DESCRIPTION OF THE TASK:
Nothing but an exact repeat of the data, with pictures removed, belongs in the answer.

MATERIAL FOR THIS EXERCISE:
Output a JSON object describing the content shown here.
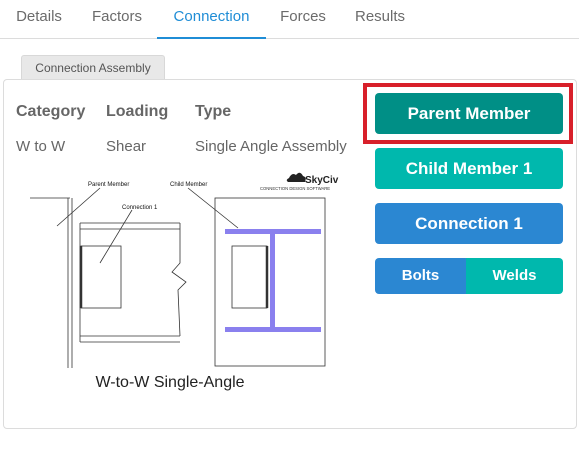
{
  "tabs": [
    "Details",
    "Factors",
    "Connection",
    "Forces",
    "Results"
  ],
  "active_tab": "Connection",
  "sub_tab": "Connection Assembly",
  "info": {
    "category_label": "Category",
    "category_value": "W to W",
    "loading_label": "Loading",
    "loading_value": "Shear",
    "type_label": "Type",
    "type_value": "Single Angle Assembly"
  },
  "diagram": {
    "parent_label": "Parent Member",
    "child_label": "Child Member",
    "connection_label": "Connection 1",
    "logo_text": "SkyCiv",
    "logo_subtext": "CONNECTION DESIGN SOFTWARE",
    "caption": "W-to-W Single-Angle"
  },
  "buttons": {
    "parent_member": "Parent Member",
    "child_member": "Child Member 1",
    "connection": "Connection 1",
    "bolts": "Bolts",
    "welds": "Welds"
  },
  "colors": {
    "accent_blue": "#1f8dd6",
    "parent_btn": "#008f86",
    "child_btn": "#00b8ad",
    "connection_btn": "#2b87d2",
    "bolts_btn": "#2b87d2",
    "welds_btn": "#00b8ad",
    "highlight": "#d8202a",
    "member_purple": "#8a80ee"
  }
}
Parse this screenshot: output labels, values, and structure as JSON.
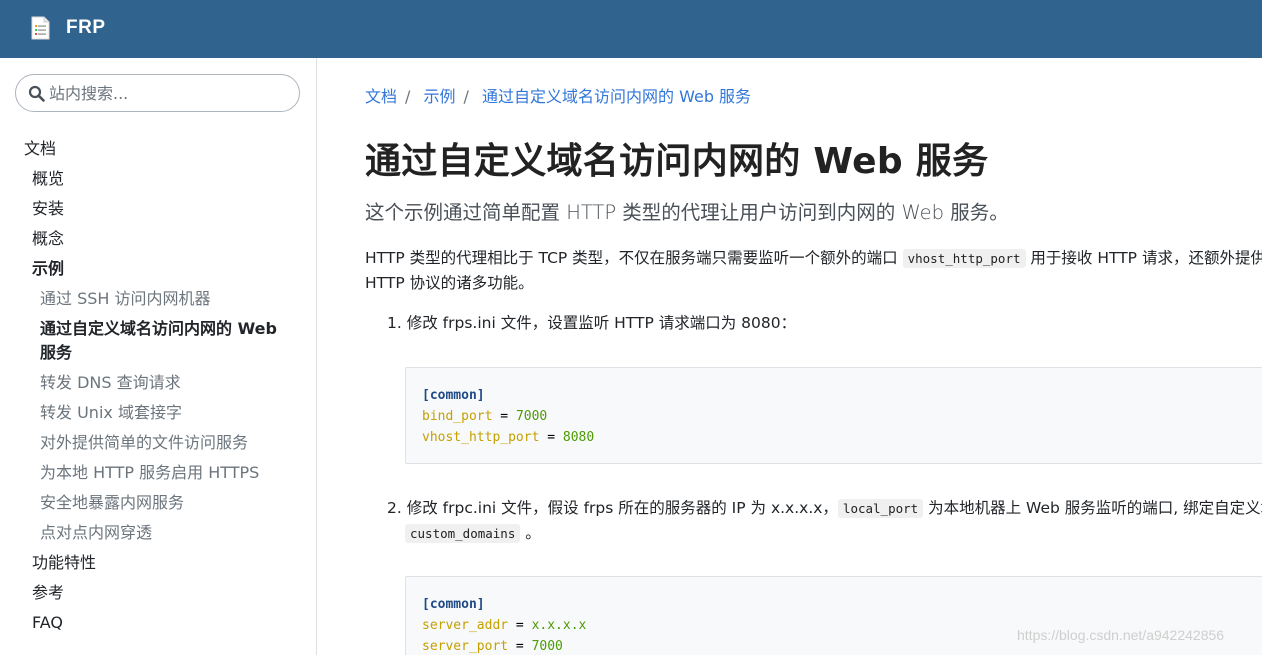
{
  "header": {
    "brand": "FRP",
    "logo_icon": "document-list-icon",
    "color": "#30638e"
  },
  "sidebar": {
    "search_placeholder": "站内搜索...",
    "items": [
      {
        "label": "文档",
        "level": 0
      },
      {
        "label": "概览",
        "level": 1
      },
      {
        "label": "安装",
        "level": 1
      },
      {
        "label": "概念",
        "level": 1
      },
      {
        "label": "示例",
        "level": 1,
        "bold": true
      },
      {
        "label": "通过 SSH 访问内网机器",
        "level": 2
      },
      {
        "label": "通过自定义域名访问内网的 Web 服务",
        "level": 2,
        "active": true
      },
      {
        "label": "转发 DNS 查询请求",
        "level": 2
      },
      {
        "label": "转发 Unix 域套接字",
        "level": 2
      },
      {
        "label": "对外提供简单的文件访问服务",
        "level": 2
      },
      {
        "label": "为本地 HTTP 服务启用 HTTPS",
        "level": 2
      },
      {
        "label": "安全地暴露内网服务",
        "level": 2
      },
      {
        "label": "点对点内网穿透",
        "level": 2
      },
      {
        "label": "功能特性",
        "level": 1
      },
      {
        "label": "参考",
        "level": 1
      },
      {
        "label": "FAQ",
        "level": 1
      }
    ]
  },
  "breadcrumb": [
    "文档",
    "示例",
    "通过自定义域名访问内网的 Web 服务"
  ],
  "page": {
    "title": "通过自定义域名访问内网的 Web 服务",
    "lead": "这个示例通过简单配置 HTTP 类型的代理让用户访问到内网的 Web 服务。",
    "para_1a": "HTTP 类型的代理相比于 TCP 类型，不仅在服务端只需要监听一个额外的端口 ",
    "para_code": "vhost_http_port",
    "para_1b": " 用于接收 HTTP 请求，还额外提供了基于",
    "para_2": "HTTP 协议的诸多功能。",
    "step1_num": "1.",
    "step1": "修改 frps.ini 文件，设置监听 HTTP 请求端口为 8080：",
    "step2_num": "2.",
    "step2a": "修改 frpc.ini 文件，假设 frps 所在的服务器的 IP 为 x.x.x.x，",
    "step2_code1": "local_port",
    "step2b": " 为本地机器上 Web 服务监听的端口, 绑定自定义域名",
    "step2_code2": "custom_domains",
    "step2c": " 。"
  },
  "code_block_1": {
    "section": "[common]",
    "lines": [
      {
        "key": "bind_port",
        "op": " = ",
        "value": "7000"
      },
      {
        "key": "vhost_http_port",
        "op": " = ",
        "value": "8080"
      }
    ]
  },
  "code_block_2": {
    "section": "[common]",
    "lines": [
      {
        "key": "server_addr",
        "op": " = ",
        "value": "x.x.x.x"
      },
      {
        "key": "server_port",
        "op": " = ",
        "value": "7000"
      }
    ]
  },
  "watermark": "https://blog.csdn.net/a942242856"
}
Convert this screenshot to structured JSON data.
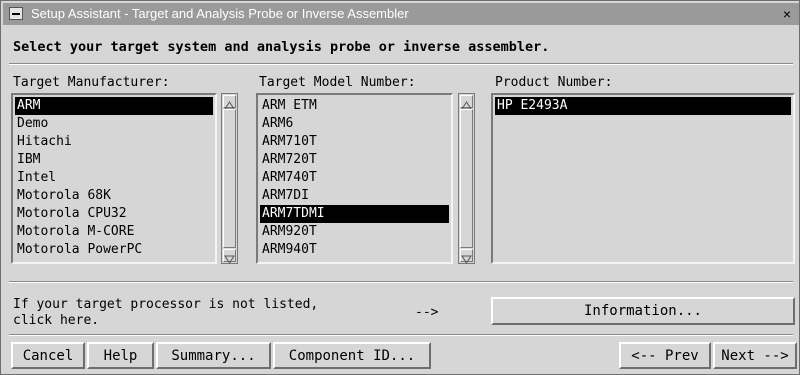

TASK RESPONSE:
Output a JSON object describing the content shown here.
{
  "tabs": [
    "Details",
    "Factors",
    "Connection",
    "Forces",
    "Results"
  ],
  "active_tab": "Connection",
  "sub_tab": "Connection Assembly",
  "info": {
    "category_label": "Category",
    "category_value": "W to W",
    "loading_label": "Loading",
    "loading_value": "Shear",
    "type_label": "Type",
    "type_value": "Single Angle Assembly"
  },
  "diagram": {
    "parent_label": "Parent Member",
    "child_label": "Child Member",
    "connection_label": "Connection 1",
    "logo_text": "SkyCiv",
    "logo_subtext": "CONNECTION DESIGN SOFTWARE",
    "caption": "W-to-W Single-Angle"
  },
  "buttons": {
    "parent_member": "Parent Member",
    "child_member": "Child Member 1",
    "connection": "Connection 1",
    "bolts": "Bolts",
    "welds": "Welds"
  },
  "colors": {
    "accent_blue": "#1f8dd6",
    "parent_btn": "#008f86",
    "child_btn": "#00b8ad",
    "connection_btn": "#2b87d2",
    "bolts_btn": "#2b87d2",
    "welds_btn": "#00b8ad",
    "highlight": "#d8202a",
    "member_purple": "#8a80ee"
  }
}
Parse this screenshot: output labels, values, and structure as JSON.
{
  "header": {
    "brand": "FRP",
    "logo_icon": "document-list-icon",
    "color": "#30638e"
  },
  "sidebar": {
    "search_placeholder": "站内搜索...",
    "items": [
      {
        "label": "文档",
        "level": 0
      },
      {
        "label": "概览",
        "level": 1
      },
      {
        "label": "安装",
        "level": 1
      },
      {
        "label": "概念",
        "level": 1
      },
      {
        "label": "示例",
        "level": 1,
        "bold": true
      },
      {
        "label": "通过 SSH 访问内网机器",
        "level": 2
      },
      {
        "label": "通过自定义域名访问内网的 Web 服务",
        "level": 2,
        "active": true
      },
      {
        "label": "转发 DNS 查询请求",
        "level": 2
      },
      {
        "label": "转发 Unix 域套接字",
        "level": 2
      },
      {
        "label": "对外提供简单的文件访问服务",
        "level": 2
      },
      {
        "label": "为本地 HTTP 服务启用 HTTPS",
        "level": 2
      },
      {
        "label": "安全地暴露内网服务",
        "level": 2
      },
      {
        "label": "点对点内网穿透",
        "level": 2
      },
      {
        "label": "功能特性",
        "level": 1
      },
      {
        "label": "参考",
        "level": 1
      },
      {
        "label": "FAQ",
        "level": 1
      }
    ]
  },
  "breadcrumb": [
    "文档",
    "示例",
    "通过自定义域名访问内网的 Web 服务"
  ],
  "page": {
    "title": "通过自定义域名访问内网的 Web 服务",
    "lead": "这个示例通过简单配置 HTTP 类型的代理让用户访问到内网的 Web 服务。",
    "para_1a": "HTTP 类型的代理相比于 TCP 类型，不仅在服务端只需要监听一个额外的端口 ",
    "para_code": "vhost_http_port",
    "para_1b": " 用于接收 HTTP 请求，还额外提供了基于",
    "para_2": "HTTP 协议的诸多功能。",
    "step1_num": "1.",
    "step1": "修改 frps.ini 文件，设置监听 HTTP 请求端口为 8080：",
    "step2_num": "2.",
    "step2a": "修改 frpc.ini 文件，假设 frps 所在的服务器的 IP 为 x.x.x.x，",
    "step2_code1": "local_port",
    "step2b": " 为本地机器上 Web 服务监听的端口, 绑定自定义域名",
    "step2_code2": "custom_domains",
    "step2c": " 。"
  },
  "code_block_1": {
    "section": "[common]",
    "lines": [
      {
        "key": "bind_port",
        "op": " = ",
        "value": "7000"
      },
      {
        "key": "vhost_http_port",
        "op": " = ",
        "value": "8080"
      }
    ]
  },
  "code_block_2": {
    "section": "[common]",
    "lines": [
      {
        "key": "server_addr",
        "op": " = ",
        "value": "x.x.x.x"
      },
      {
        "key": "server_port",
        "op": " = ",
        "value": "7000"
      }
    ]
  },
  "watermark": "https://blog.csdn.net/a942242856"
}
Convert this screenshot to structured JSON data.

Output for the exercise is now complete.